## ASSIGNED TASK
Count every line in the entries that follow where the word "installer" appears, then state only the total.

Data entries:
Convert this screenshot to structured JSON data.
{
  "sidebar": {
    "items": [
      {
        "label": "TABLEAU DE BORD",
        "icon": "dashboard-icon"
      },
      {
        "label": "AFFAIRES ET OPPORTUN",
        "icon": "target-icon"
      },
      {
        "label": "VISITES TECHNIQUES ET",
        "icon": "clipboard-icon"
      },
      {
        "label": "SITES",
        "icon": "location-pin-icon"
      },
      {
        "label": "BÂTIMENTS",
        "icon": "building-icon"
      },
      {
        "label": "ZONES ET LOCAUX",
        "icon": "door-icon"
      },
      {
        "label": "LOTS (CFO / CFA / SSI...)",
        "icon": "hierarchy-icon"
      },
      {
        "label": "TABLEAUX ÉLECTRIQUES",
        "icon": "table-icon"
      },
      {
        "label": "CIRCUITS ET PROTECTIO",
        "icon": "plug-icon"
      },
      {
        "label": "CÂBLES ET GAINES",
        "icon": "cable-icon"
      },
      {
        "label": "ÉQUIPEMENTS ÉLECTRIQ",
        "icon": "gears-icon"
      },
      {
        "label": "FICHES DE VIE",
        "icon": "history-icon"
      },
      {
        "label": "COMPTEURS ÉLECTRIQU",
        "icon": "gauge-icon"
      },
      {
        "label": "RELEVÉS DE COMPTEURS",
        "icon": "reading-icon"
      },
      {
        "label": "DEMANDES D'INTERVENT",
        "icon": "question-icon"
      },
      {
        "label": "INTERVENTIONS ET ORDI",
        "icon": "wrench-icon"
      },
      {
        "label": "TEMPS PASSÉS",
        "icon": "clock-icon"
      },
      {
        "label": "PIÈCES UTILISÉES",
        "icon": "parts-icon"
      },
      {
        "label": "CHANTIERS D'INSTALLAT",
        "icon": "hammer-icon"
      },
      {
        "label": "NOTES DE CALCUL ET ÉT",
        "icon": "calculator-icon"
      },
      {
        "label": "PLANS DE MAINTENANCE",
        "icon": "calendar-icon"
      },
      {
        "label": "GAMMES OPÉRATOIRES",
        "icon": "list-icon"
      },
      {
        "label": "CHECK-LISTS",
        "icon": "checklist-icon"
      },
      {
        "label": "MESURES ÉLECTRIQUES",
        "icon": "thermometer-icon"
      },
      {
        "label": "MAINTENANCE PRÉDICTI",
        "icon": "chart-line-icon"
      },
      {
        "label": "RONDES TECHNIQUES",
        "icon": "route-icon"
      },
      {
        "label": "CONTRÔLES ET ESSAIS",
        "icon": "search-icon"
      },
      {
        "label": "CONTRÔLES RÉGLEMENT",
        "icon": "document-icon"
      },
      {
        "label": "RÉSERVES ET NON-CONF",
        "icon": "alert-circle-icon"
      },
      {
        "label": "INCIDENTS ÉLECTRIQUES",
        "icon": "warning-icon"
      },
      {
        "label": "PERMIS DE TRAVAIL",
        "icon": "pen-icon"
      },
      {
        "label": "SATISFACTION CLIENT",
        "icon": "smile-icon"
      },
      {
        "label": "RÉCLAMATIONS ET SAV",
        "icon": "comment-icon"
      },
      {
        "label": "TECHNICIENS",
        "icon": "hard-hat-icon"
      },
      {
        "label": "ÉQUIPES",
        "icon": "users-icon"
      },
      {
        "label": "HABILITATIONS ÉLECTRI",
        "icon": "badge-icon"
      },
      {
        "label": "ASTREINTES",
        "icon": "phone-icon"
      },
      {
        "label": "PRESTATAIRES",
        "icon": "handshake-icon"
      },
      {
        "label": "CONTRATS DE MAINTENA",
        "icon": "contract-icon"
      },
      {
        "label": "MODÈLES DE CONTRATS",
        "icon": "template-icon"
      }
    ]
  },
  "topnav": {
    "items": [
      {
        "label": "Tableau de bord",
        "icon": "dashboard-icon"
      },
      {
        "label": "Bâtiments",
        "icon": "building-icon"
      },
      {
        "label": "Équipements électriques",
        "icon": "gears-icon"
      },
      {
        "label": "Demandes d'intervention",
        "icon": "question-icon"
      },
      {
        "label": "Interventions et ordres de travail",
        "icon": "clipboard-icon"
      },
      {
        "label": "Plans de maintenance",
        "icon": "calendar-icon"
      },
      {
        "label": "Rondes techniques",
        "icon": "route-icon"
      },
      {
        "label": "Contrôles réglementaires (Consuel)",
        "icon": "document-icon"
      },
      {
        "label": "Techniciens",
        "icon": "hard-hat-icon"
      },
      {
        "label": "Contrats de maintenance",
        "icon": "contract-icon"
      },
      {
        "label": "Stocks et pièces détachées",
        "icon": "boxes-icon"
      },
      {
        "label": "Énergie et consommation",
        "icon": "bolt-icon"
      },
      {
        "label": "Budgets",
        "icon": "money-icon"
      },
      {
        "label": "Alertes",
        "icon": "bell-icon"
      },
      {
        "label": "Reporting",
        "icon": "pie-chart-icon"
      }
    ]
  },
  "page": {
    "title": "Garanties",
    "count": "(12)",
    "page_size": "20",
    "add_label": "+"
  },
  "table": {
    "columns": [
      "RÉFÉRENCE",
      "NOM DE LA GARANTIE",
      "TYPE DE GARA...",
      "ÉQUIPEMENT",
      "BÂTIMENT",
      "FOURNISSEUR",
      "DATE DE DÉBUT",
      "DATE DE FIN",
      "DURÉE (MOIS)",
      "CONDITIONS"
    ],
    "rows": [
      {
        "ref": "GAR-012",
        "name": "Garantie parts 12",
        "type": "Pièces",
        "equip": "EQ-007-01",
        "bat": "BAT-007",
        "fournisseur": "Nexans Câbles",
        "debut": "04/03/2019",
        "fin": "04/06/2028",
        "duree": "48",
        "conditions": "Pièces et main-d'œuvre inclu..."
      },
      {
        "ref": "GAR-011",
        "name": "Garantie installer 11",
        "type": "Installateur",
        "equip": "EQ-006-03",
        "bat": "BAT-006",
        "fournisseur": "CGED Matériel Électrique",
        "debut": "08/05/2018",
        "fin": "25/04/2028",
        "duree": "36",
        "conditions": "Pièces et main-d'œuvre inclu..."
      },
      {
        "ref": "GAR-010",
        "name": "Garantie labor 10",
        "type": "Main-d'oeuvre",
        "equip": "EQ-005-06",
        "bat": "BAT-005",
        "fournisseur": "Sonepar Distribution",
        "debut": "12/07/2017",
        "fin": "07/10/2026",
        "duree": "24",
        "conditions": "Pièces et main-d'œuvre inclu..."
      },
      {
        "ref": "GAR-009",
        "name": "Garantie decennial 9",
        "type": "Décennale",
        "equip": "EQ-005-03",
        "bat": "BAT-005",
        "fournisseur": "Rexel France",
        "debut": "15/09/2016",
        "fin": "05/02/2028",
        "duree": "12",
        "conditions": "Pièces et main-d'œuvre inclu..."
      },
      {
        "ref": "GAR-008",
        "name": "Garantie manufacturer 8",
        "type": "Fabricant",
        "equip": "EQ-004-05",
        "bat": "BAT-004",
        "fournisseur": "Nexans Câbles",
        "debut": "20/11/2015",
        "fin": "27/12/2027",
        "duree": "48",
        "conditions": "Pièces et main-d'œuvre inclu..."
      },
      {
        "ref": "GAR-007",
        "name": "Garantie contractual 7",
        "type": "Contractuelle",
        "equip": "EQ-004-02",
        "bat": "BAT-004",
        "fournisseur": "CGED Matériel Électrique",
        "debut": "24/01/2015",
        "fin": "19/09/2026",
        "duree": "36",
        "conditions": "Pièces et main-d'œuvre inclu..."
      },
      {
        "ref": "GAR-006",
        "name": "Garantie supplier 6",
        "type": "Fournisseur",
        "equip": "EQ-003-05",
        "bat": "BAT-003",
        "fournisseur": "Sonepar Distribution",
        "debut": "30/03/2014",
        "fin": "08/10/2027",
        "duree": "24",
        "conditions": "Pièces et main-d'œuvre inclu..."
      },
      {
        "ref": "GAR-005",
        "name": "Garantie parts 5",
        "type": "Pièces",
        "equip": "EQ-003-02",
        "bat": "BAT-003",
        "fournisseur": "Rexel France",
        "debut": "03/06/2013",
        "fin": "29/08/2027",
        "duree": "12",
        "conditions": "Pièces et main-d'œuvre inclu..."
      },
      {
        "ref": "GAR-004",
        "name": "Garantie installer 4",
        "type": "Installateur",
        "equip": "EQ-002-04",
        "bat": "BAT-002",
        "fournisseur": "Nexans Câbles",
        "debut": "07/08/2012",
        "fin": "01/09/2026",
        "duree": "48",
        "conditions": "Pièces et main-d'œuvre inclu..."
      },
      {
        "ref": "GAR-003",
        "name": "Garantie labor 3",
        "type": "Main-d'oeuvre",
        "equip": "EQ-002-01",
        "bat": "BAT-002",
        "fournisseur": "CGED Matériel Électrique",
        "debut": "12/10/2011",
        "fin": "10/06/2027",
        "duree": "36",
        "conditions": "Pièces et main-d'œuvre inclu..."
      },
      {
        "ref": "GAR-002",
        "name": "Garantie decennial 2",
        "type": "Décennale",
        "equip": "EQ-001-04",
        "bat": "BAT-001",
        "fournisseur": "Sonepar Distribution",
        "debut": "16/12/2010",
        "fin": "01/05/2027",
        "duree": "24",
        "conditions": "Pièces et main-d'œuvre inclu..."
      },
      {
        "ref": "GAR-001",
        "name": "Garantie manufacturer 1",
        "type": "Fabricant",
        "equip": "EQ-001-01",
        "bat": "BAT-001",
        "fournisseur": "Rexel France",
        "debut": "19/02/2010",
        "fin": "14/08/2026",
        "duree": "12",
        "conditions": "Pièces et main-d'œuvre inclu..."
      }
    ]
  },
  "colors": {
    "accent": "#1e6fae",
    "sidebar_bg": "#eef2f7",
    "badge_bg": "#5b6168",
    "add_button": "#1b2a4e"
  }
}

## TASK SOLUTION
2